In the mall which housed the bowling alley, there apparently was the bowling alley, an ice-skating rink, and a movie theatre with 10 screens, all on the TOP floor.  It seems to me like all of those things would go on the bottom, but I guess not.  The escalators also made no sense.  Typically they are arranged so that going up or down you only have to take a few steps to get to the next escalator going the same way, but in Thailand it seems to alternate so that the end of the up is next to the end of the down, so you have to walk around the mall to get to the next escalator to go up another floor.  I suspect they just want you to have to look at more shops and see their junk so hopefully you will buy something.  There is also a full skating rink on one of the floors, but I never looked to see which one.  The bowling alley played all western music, and even had the little animations on the screens mocking the player based on their efforts in that frame.

When I left I walked past the MRT station, thinking that I had seen it and it was closed because the trains had stopped running for the night.  I turned around and started jogging back to the hospital because it was about 3km, but luckily I saw where I had previously gone by, that the MRT station was actually open, so I went down and took the train back to the station closest the hospital and got back at about 11pm.  Walking by myself from the MRT station to the hospital, I was approached several times with guys offering to sell me porn DVDs, and probably more if I wanted it.  I also saw a few clear instances of the sex trade, in about 3 blocks on the main road I saw 2 different old white men with young Thai women, and one old white guy with a young Thai guy.  Sad, but I guess it's the reality of things.

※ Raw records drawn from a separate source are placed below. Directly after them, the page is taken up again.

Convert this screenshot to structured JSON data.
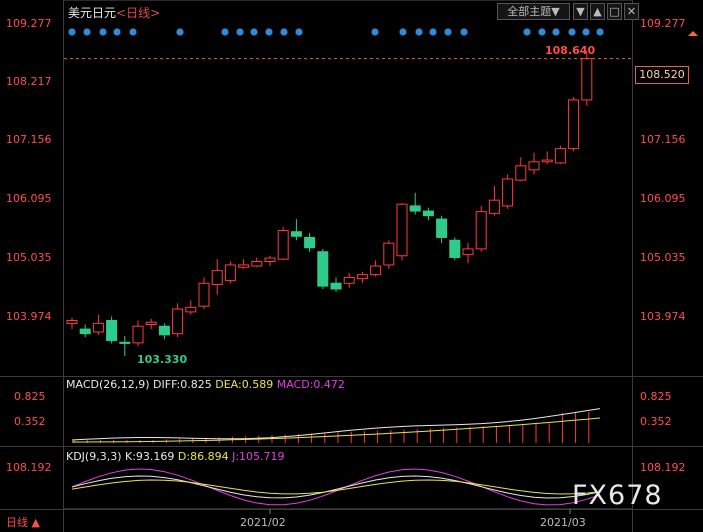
{
  "header": {
    "symbol": "美元日元",
    "period_tag": "<日线>",
    "theme_selector": "全部主题▼"
  },
  "price_axis": {
    "ticks": [
      "109.277",
      "108.217",
      "107.156",
      "106.095",
      "105.035",
      "103.974"
    ]
  },
  "current_price": "108.520",
  "high_label": "108.640",
  "low_label": "103.330",
  "macd": {
    "label": "MACD(26,12,9)",
    "diff": "DIFF:0.825",
    "dea": "DEA:0.589",
    "macd": "MACD:0.472",
    "ticks": [
      "0.825",
      "0.352"
    ]
  },
  "kdj": {
    "label": "KDJ(9,3,3)",
    "k": "K:93.169",
    "d": "D:86.894",
    "j": "J:105.719",
    "tick": "108.192"
  },
  "x_axis": {
    "labels": [
      "2021/02",
      "2021/03"
    ]
  },
  "bottom_tab": "日线 ▲",
  "watermark": "FX678",
  "colors": {
    "up": "#ff3b3b",
    "down": "#2ecc8a",
    "k_line": "#e8e8e8",
    "d_line": "#e8e44a",
    "j_line": "#e040e0",
    "dot": "#2e8bd8"
  },
  "chart_data": {
    "type": "candlestick",
    "ylim": [
      103.4,
      109.3
    ],
    "candles": [
      {
        "o": 103.9,
        "c": 103.95,
        "h": 104.0,
        "l": 103.8
      },
      {
        "o": 103.8,
        "c": 103.72,
        "h": 103.88,
        "l": 103.66
      },
      {
        "o": 103.75,
        "c": 103.9,
        "h": 104.05,
        "l": 103.7
      },
      {
        "o": 103.95,
        "c": 103.6,
        "h": 104.02,
        "l": 103.55
      },
      {
        "o": 103.57,
        "c": 103.55,
        "h": 103.68,
        "l": 103.33
      },
      {
        "o": 103.56,
        "c": 103.85,
        "h": 103.95,
        "l": 103.5
      },
      {
        "o": 103.88,
        "c": 103.92,
        "h": 103.98,
        "l": 103.8
      },
      {
        "o": 103.85,
        "c": 103.7,
        "h": 103.9,
        "l": 103.62
      },
      {
        "o": 103.72,
        "c": 104.15,
        "h": 104.25,
        "l": 103.66
      },
      {
        "o": 104.1,
        "c": 104.18,
        "h": 104.3,
        "l": 104.05
      },
      {
        "o": 104.2,
        "c": 104.6,
        "h": 104.7,
        "l": 104.15
      },
      {
        "o": 104.58,
        "c": 104.82,
        "h": 105.02,
        "l": 104.4
      },
      {
        "o": 104.65,
        "c": 104.92,
        "h": 104.98,
        "l": 104.6
      },
      {
        "o": 104.88,
        "c": 104.92,
        "h": 105.02,
        "l": 104.85
      },
      {
        "o": 104.9,
        "c": 104.98,
        "h": 105.05,
        "l": 104.88
      },
      {
        "o": 104.98,
        "c": 105.04,
        "h": 105.08,
        "l": 104.9
      },
      {
        "o": 105.02,
        "c": 105.52,
        "h": 105.58,
        "l": 105.0
      },
      {
        "o": 105.5,
        "c": 105.42,
        "h": 105.72,
        "l": 105.35
      },
      {
        "o": 105.4,
        "c": 105.22,
        "h": 105.48,
        "l": 105.15
      },
      {
        "o": 105.15,
        "c": 104.55,
        "h": 105.2,
        "l": 104.5
      },
      {
        "o": 104.6,
        "c": 104.5,
        "h": 104.7,
        "l": 104.45
      },
      {
        "o": 104.6,
        "c": 104.7,
        "h": 104.78,
        "l": 104.52
      },
      {
        "o": 104.68,
        "c": 104.75,
        "h": 104.8,
        "l": 104.6
      },
      {
        "o": 104.75,
        "c": 104.9,
        "h": 105.0,
        "l": 104.72
      },
      {
        "o": 104.92,
        "c": 105.3,
        "h": 105.35,
        "l": 104.85
      },
      {
        "o": 105.08,
        "c": 105.98,
        "h": 106.0,
        "l": 105.0
      },
      {
        "o": 105.95,
        "c": 105.86,
        "h": 106.18,
        "l": 105.8
      },
      {
        "o": 105.86,
        "c": 105.78,
        "h": 105.92,
        "l": 105.7
      },
      {
        "o": 105.72,
        "c": 105.4,
        "h": 105.78,
        "l": 105.3
      },
      {
        "o": 105.35,
        "c": 105.05,
        "h": 105.4,
        "l": 105.0
      },
      {
        "o": 105.1,
        "c": 105.2,
        "h": 105.3,
        "l": 104.95
      },
      {
        "o": 105.2,
        "c": 105.85,
        "h": 105.95,
        "l": 105.15
      },
      {
        "o": 105.82,
        "c": 106.05,
        "h": 106.3,
        "l": 105.78
      },
      {
        "o": 105.95,
        "c": 106.42,
        "h": 106.5,
        "l": 105.9
      },
      {
        "o": 106.4,
        "c": 106.65,
        "h": 106.8,
        "l": 106.38
      },
      {
        "o": 106.58,
        "c": 106.72,
        "h": 106.88,
        "l": 106.5
      },
      {
        "o": 106.72,
        "c": 106.75,
        "h": 106.9,
        "l": 106.68
      },
      {
        "o": 106.7,
        "c": 106.95,
        "h": 107.0,
        "l": 106.68
      },
      {
        "o": 106.95,
        "c": 107.8,
        "h": 107.85,
        "l": 106.9
      },
      {
        "o": 107.8,
        "c": 108.52,
        "h": 108.64,
        "l": 107.7
      }
    ]
  }
}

Today she should be discharged in an hour or so and we will be taking a bus to Pattaya, which is south-east from Bangkok, not towards Phuket but still nice and tropical beach-like.  From there we will head to Koh Samet and Koh Chang.

I don't know exactly when I'll be updating my blog again, but hopefully this has given a good idea of what I've been up to and what it's like here...

Until next time!


  1. Excellent post! Head to Laos young one, but first head north....

  2. well i'd love to head north, but the flooding has kind of messed that trains were running as of monday, and bus prices have skyrocketed as a result. i could fly, but it's almost $60 one way, which seems a little high.

    i'm thinking of going to india for a month or so, so maybe on my way back to nam from there i can go check out the north for a couple weeks.